2. He’s horny! Female pandas breed once per year (once every other year if they had a cub) and it’s about that time of year. Bai Yun and Gao Gao are the only naturally breeding pandas outside of China. Not only that, they have 4 successful cubs together, more than any other zoo. Last year was the first time they didn’t have a successful breeding season. This could be because Bai Yun may be reaching bearopause. So Gao Gao’s scent marking, checking the howdy gate (where he gets let into Bai Yun’s enclosure when she’s ready) and vocalizing may be all for not as Bai Yun might not be too into it anymore. Poor guy. Being sexual frustrated is so…. frustrating!
If you listen closely in the video, you can hear Gao Gao bleating, an appeasing, non-aggressive vocalization.
This is a very interesting interview from the Washington Post with a journalist outside the Invisible Children organization about her interactions with Invisible Children.
Invisible Children founders posing with guns: an interview with the photographer
I have respect for what Invisible Children trying to do with KONY 2012 because Joseph Kony is a HORRIBLE man but the LRA isn't just one man. If you haven't watched the video yet, you can watch it below.
This morning I had an echocardiogram. At the beginning of February I was officially diagnosed with Rheumatic Fever and the Echo was to rule out cardiac involvement. There are two types of Rheumatic Fever, with and without cardiac involvement. The kind with cardiac involvement can cause severe heart valve damage and, if gone untreated, can even lead to death. My rheumatologist suspects that mine is without but he wanted me to get my heart checked just in case since he heard a slight heart murmur during my exam.
Rheumatic fever develops after an infection with Streptococcus, the bacteria that cause strep throat and scarlet fever. Rheumatic Fever is uncommon in the United States, mainly affects children ages 6 -15, and occurs approximately 20 days after strep throat or scarlet fever if mis- or un-treated. I, however, am 27 and they suspect that I have had it for quite some time; 2-3 years even. However, Rheumatic Fever isn’t strictly characterized by its typical symptoms of high fever, chest pain and rash. Streptococcus is a master mimicker, affecting the heart, joints, skin, and brain much the same as autoimmune disorders such as Rheumatoid Arthritis, for which it’s named after. This is why I went to see a rheumatologist in the first place. After being diagnosed with interstitial cystitis and degenerative disc disease with in year, I had multiple doctors suggest I see a rheumatologist because I was a prime candidate for an autoimmune disorder.

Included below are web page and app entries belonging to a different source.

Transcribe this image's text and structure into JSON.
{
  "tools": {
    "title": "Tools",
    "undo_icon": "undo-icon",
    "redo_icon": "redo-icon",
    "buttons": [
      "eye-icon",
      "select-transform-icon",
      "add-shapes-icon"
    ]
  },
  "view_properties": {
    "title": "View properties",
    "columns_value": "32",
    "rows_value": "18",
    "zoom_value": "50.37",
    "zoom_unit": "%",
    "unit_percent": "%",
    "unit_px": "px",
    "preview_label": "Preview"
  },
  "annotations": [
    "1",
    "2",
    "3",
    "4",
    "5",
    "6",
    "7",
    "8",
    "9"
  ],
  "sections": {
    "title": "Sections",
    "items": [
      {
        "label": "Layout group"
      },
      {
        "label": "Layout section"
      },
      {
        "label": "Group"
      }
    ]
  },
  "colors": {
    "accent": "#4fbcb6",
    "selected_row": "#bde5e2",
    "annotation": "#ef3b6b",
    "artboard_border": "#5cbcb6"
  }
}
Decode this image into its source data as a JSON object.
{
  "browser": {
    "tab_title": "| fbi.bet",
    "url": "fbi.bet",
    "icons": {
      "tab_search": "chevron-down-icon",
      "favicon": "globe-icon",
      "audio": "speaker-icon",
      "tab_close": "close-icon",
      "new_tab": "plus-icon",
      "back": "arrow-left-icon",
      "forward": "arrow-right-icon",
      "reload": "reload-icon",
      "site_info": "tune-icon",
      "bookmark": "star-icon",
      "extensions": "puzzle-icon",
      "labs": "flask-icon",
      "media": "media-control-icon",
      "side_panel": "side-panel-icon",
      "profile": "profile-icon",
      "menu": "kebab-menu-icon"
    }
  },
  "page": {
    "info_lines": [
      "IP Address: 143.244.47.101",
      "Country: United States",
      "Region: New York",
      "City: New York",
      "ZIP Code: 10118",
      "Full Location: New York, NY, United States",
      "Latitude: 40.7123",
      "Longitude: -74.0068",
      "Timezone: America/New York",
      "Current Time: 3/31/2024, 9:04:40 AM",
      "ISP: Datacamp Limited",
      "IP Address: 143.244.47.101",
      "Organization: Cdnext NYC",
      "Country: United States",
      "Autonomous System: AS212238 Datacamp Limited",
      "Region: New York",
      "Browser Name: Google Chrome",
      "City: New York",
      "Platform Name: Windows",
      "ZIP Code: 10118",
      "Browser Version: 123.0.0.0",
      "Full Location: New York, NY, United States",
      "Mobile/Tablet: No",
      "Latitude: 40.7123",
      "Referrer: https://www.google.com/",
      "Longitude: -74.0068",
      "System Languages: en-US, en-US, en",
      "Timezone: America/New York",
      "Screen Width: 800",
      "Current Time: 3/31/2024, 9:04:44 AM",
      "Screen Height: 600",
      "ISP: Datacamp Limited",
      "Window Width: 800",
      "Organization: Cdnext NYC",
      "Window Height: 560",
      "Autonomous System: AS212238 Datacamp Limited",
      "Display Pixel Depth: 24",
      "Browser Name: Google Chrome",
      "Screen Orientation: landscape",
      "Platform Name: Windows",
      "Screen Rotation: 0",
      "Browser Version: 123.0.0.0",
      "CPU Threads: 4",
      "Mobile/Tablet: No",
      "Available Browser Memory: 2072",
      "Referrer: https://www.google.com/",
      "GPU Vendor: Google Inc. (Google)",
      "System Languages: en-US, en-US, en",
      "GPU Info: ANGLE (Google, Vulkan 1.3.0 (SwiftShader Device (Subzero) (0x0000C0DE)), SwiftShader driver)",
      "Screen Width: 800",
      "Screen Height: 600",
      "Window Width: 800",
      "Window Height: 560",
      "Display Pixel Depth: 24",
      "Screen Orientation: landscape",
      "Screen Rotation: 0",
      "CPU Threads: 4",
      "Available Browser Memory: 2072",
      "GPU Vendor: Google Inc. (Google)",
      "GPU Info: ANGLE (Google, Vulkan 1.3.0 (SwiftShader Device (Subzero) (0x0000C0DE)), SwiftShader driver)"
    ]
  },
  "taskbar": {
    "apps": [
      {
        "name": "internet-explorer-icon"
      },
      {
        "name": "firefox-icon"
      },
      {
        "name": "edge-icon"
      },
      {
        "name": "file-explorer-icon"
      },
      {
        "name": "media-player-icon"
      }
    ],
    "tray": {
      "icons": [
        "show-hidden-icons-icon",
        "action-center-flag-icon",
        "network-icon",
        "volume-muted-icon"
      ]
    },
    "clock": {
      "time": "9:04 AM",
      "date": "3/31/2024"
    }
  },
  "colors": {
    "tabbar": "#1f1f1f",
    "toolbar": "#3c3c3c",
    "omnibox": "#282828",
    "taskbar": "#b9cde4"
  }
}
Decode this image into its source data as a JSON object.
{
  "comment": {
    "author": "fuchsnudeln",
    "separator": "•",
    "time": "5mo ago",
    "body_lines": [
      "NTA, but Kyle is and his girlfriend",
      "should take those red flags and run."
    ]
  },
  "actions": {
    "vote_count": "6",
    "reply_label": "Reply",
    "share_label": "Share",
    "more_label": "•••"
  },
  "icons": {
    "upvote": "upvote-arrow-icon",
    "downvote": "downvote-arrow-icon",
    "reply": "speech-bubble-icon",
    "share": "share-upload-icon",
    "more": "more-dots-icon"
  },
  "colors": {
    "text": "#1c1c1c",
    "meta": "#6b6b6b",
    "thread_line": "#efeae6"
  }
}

Rheumatic Fever is diagnosed by looking at your ASO titer. ASO, or Anti-streptolysin O, is the antibody made to fight the toxin produced by most strains of streptococci. The average person, having had strep at least once in their life, has an ASO titer of around 0-100. After you get strep your ASO titer elevates as your body fights the infection, peaks up to around 200 a couple weeks after infection then falls to pre-infection levels within 6-12 months. In December, my ASO titer was 935, more than 9 times higher than the average person’s. This level is higher than any amount I could find on the internet when I was researching my diagnosis. I found one in the 700 range but most papers and articles were for patients with 400 or less. Pretty amazing considering I don’t feel that sick, although I have been more sick, more often than I have at any other period in my life. I also had my genes tested and I tested negative for all autoimmune disorders but positive for genes which code for gluten intolerance. Gluten intolerance could be a factor in all this but we can talk about that another day…
Treatment for Rheumatic Fever is deep tissue penicillin injections once every three weeks for 6-18+ months. They will test my blood every 4 months to see if my ASO titer is decreasing. Hopefully it will work because I’m sick of getting sick and, from the sounds of it, it’s the only option!
So, while the bad news is, even after months of treatment, I am still susceptible to contracting it again, the good news is, I don’t have an autoimmune disorder and rheumatic fever is totally manageable!